# Try it
Could you work out how many lines in the material below hold the word "Zone"? Give only the number in reply.

————

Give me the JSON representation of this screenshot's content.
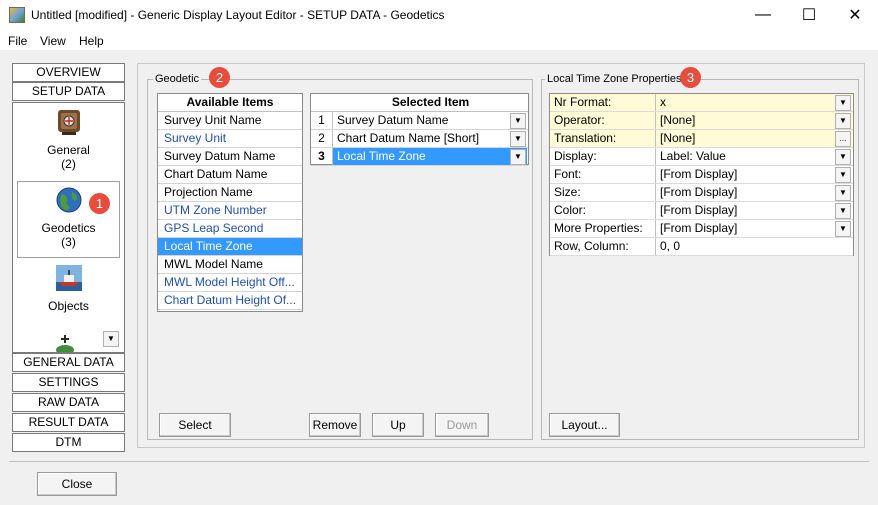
{
  "window": {
    "title": "Untitled [modified] - Generic Display Layout Editor -  SETUP DATA -  Geodetics",
    "minimize": "—",
    "maximize": "☐",
    "close": "✕"
  },
  "menu": [
    "File",
    "View",
    "Help"
  ],
  "nav": {
    "top_tabs": [
      "OVERVIEW",
      "SETUP DATA"
    ],
    "items": [
      {
        "label": "General",
        "count": "(2)",
        "icon": "general-setup-icon"
      },
      {
        "label": "Geodetics",
        "count": "(3)",
        "icon": "globe-icon"
      },
      {
        "label": "Objects",
        "count": "",
        "icon": "ship-icon"
      }
    ],
    "scroll_arrow": "▼",
    "bottom_tabs": [
      "GENERAL DATA",
      "SETTINGS",
      "RAW DATA",
      "RESULT DATA",
      "DTM"
    ],
    "badge": "1"
  },
  "geodetic": {
    "group_title": "Geodetic",
    "badge": "2",
    "available_header": "Available Items",
    "available_items": [
      {
        "label": "Survey Unit Name",
        "style": "black"
      },
      {
        "label": "Survey Unit",
        "style": "blue"
      },
      {
        "label": "Survey Datum Name",
        "style": "black"
      },
      {
        "label": "Chart Datum Name",
        "style": "black"
      },
      {
        "label": "Projection Name",
        "style": "black"
      },
      {
        "label": "UTM Zone Number",
        "style": "blue"
      },
      {
        "label": "GPS Leap Second",
        "style": "blue"
      },
      {
        "label": "Local Time Zone",
        "style": "selected"
      },
      {
        "label": "MWL Model Name",
        "style": "black"
      },
      {
        "label": "MWL Model Height Off...",
        "style": "blue"
      },
      {
        "label": "Chart Datum Height Of...",
        "style": "blue"
      }
    ],
    "selected_header": "Selected Item",
    "selected_items": [
      {
        "num": "1",
        "label": "Survey Datum Name"
      },
      {
        "num": "2",
        "label": "Chart Datum Name [Short]"
      },
      {
        "num": "3",
        "label": "Local Time Zone"
      }
    ],
    "buttons": {
      "select": "Select",
      "remove": "Remove",
      "up": "Up",
      "down": "Down"
    }
  },
  "properties": {
    "group_title": "Local Time Zone Properties",
    "badge": "3",
    "rows": [
      {
        "name": "Nr Format:",
        "value": "x",
        "control": "dropdown",
        "hl": true
      },
      {
        "name": "Operator:",
        "value": "[None]",
        "control": "dropdown",
        "hl": true
      },
      {
        "name": "Translation:",
        "value": "[None]",
        "control": "ellipsis",
        "hl": true
      },
      {
        "name": "Display:",
        "value": "Label: Value",
        "control": "dropdown",
        "hl": false
      },
      {
        "name": "Font:",
        "value": "[From Display]",
        "control": "dropdown",
        "hl": false
      },
      {
        "name": "Size:",
        "value": "[From Display]",
        "control": "dropdown",
        "hl": false
      },
      {
        "name": "Color:",
        "value": " [From Display]",
        "control": "dropdown",
        "hl": false
      },
      {
        "name": "More Properties:",
        "value": "[From Display]",
        "control": "dropdown",
        "hl": false
      },
      {
        "name": "Row, Column:",
        "value": "0, 0",
        "control": "none",
        "hl": false
      }
    ],
    "layout_button": "Layout..."
  },
  "footer": {
    "close": "Close"
  },
  "colors": {
    "selection": "#3399ff",
    "badge": "#e84c3d",
    "link_blue": "#1f4fb4",
    "highlight": "#fffbd6"
  }
}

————

# Finished exercise
4